The Certified Authorization Professional (CAP) certification from (ISC)2 confirms that you have the knowledge, skills and experience required for authorizing and maintaining information systems within the new Risk Management Framework as outlined in NIST SP 800-37 Rev 1. Commercial organizations, civilian and local governments, and the U.S. federal government - including the State Department and Department of Defense (DoD) - rely on your expertise to ensure that information systems not only have the appropriate security measures in place, but that they are also aligned with the organization's level of exposure to risk.
CAP certification candidates must have a minimum of 2 years of cumulative paid full-time work experience in information systems security authorization. The CAP examination tests the breadth and depth of a candidate's knowledge in the seven domains of the (ISC)2 CAP CBK (Common Body of Knowledge).
What job title do you have?
CAPs hold various job functions related to security authorization, including the following titles:
- Information system security officers (ISSOs)
- Information system security managers (ISSMs)
- Information assurance (IA) practitioners performing security authorization and continuous monitoring
- Executives "signing off" on Authority to Operate (ATO)
- Inspector generals (IGs) and auditors performing independent reviews
- Program managers developing or maintaining IT systems
What's a typical day like for a CAP?
A typical day revolves around activities that ensure information systems are aligned with the organization's overall risk management framework. CAPs spend time conducting continuous monitoring exercises, risk/vulnerability assessments and other authorization activities throughout the entire lifecycle of a system. For those full-time CAPs working for an organization, they often meet with management, engineers and security staff to gather requirements, inspect systems and understand how security controls are being implemented. In addition, they advise their organization on how to mitigate threats and develop policies and security plans. CAPs that work in a consultant or analyst role conduct short-term security authorizations on behalf of their clients.
What's your job setting like?
Some CAPs work in an office or cube environment at their organization, while others work remotely as consultants performing independent assessments. CAPs are often also operating in military or government/federal agencies, where they have privileged access to information systems.
What skill sets are most important to your job?
CAPs need to have a broad set of managerial, operational and technical skills. They must have a strong understanding of risk management, security architectures and associated threats so they can properly determine whether systems meet the organization's security requirements. Additionally, they must understand the system development lifecycle - from when a system is created to when it is disposed - and the supporting security authorization activities required at each step along the way. They need to be critical thinkers with exceptional analytical and writing skills so they can review, interpret and develop security policies and procedures and other documentation. CAPs should understand the authorization process, and be able to comprehend how vulnerabilities affect security authorization. They also need the interpersonal skills to work alongside engineers and system owners to evaluate implementations, assess the risks, and articulate the value proposition for completing assessment and authorization (A&A) activities.
If a security breach were to take place, what is your role in handling remediation and/or prevention?
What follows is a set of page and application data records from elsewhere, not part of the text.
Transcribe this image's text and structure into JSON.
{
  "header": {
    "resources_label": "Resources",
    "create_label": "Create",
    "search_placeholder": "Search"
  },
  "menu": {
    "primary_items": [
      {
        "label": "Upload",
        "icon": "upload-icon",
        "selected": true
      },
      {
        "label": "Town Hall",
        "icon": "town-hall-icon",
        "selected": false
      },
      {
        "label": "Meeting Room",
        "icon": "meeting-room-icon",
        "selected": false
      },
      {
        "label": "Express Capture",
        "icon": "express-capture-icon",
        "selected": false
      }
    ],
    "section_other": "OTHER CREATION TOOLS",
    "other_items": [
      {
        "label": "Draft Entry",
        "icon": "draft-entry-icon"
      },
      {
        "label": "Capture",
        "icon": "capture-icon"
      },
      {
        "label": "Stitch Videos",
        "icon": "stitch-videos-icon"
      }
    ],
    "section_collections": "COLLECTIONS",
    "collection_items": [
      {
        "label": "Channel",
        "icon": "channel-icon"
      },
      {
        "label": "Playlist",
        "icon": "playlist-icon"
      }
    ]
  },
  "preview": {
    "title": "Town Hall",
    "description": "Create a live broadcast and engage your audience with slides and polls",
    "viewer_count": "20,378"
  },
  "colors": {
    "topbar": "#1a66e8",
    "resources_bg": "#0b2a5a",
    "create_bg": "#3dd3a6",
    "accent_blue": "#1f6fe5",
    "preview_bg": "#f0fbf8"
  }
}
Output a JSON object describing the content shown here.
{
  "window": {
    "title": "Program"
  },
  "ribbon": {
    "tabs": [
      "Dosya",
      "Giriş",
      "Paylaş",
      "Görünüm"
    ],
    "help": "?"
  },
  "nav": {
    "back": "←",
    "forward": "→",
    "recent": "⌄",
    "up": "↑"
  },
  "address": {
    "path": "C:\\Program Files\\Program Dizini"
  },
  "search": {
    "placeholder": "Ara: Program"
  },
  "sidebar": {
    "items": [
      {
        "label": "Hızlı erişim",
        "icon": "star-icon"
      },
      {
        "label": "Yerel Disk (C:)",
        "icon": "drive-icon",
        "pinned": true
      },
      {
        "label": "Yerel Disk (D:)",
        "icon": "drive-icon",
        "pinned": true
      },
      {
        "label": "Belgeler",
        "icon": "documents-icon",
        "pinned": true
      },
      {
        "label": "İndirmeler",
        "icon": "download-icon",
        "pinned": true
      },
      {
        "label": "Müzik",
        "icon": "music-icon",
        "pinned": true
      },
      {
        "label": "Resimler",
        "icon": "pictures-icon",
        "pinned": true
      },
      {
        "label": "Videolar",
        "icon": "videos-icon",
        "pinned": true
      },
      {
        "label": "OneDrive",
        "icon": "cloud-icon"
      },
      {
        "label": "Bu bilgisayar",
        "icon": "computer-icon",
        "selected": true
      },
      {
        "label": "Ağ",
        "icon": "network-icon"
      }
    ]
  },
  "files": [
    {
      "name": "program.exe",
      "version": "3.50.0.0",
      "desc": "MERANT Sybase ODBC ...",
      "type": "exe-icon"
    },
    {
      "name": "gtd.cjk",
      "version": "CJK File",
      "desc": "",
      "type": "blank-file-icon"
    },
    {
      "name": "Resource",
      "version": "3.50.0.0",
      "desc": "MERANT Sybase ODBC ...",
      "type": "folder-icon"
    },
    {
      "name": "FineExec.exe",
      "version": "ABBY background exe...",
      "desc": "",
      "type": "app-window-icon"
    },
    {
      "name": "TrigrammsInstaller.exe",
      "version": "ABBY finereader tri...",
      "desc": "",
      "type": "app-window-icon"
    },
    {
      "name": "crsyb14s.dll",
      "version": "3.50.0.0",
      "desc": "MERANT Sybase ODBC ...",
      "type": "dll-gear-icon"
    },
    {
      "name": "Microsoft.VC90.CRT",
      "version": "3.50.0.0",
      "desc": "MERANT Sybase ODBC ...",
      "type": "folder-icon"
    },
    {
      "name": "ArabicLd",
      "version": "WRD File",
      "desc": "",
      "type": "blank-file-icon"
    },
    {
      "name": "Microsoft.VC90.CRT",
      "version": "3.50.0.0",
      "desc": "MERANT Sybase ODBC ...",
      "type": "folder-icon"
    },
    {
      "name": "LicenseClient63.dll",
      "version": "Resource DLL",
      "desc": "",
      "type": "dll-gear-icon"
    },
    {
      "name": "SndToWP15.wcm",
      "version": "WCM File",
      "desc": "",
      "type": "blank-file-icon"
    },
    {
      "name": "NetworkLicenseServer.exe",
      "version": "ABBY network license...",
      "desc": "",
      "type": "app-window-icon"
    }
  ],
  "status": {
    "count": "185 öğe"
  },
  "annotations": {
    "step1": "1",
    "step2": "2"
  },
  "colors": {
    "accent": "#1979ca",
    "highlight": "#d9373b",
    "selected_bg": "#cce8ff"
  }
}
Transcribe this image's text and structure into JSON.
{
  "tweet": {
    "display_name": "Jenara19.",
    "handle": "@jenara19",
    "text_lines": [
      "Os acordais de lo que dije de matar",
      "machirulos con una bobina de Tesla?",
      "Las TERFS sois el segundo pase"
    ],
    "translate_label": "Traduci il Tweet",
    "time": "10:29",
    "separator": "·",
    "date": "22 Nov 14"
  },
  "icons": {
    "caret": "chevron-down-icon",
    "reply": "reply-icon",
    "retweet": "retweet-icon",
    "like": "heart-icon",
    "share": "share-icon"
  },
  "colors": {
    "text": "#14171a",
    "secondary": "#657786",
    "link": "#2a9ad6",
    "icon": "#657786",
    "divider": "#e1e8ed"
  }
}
CAPs are involved in advising, monitoring, directing and documenting the mitigation and response to the breach. They investigate what happ ned to identify system vulnerabilities and lessons learned, and use this knowledge to institute new policies and procedures that will help to prevent similar incidents in the future as well as make recommendations for improvements to help minimize the risk of future breaches.